ACTION ITEM →
Lines of the data that contain the word "title" are the ones to copy.

[Records contained in a dataset]
++++++
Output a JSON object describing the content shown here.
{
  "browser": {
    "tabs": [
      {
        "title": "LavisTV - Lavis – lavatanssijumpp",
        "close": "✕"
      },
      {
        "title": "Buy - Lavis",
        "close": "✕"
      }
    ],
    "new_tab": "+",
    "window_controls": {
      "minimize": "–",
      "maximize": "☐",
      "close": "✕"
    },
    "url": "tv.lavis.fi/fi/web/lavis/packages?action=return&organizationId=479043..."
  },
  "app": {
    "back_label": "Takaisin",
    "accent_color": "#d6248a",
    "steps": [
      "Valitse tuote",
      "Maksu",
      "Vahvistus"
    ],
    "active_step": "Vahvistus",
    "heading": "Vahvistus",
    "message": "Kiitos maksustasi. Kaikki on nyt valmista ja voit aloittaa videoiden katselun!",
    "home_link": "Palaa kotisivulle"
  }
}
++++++
ANSWER BOX →
        "title": "LavisTV - Lavis – lavatanssijumpp",
        "title": "Buy - Lavis",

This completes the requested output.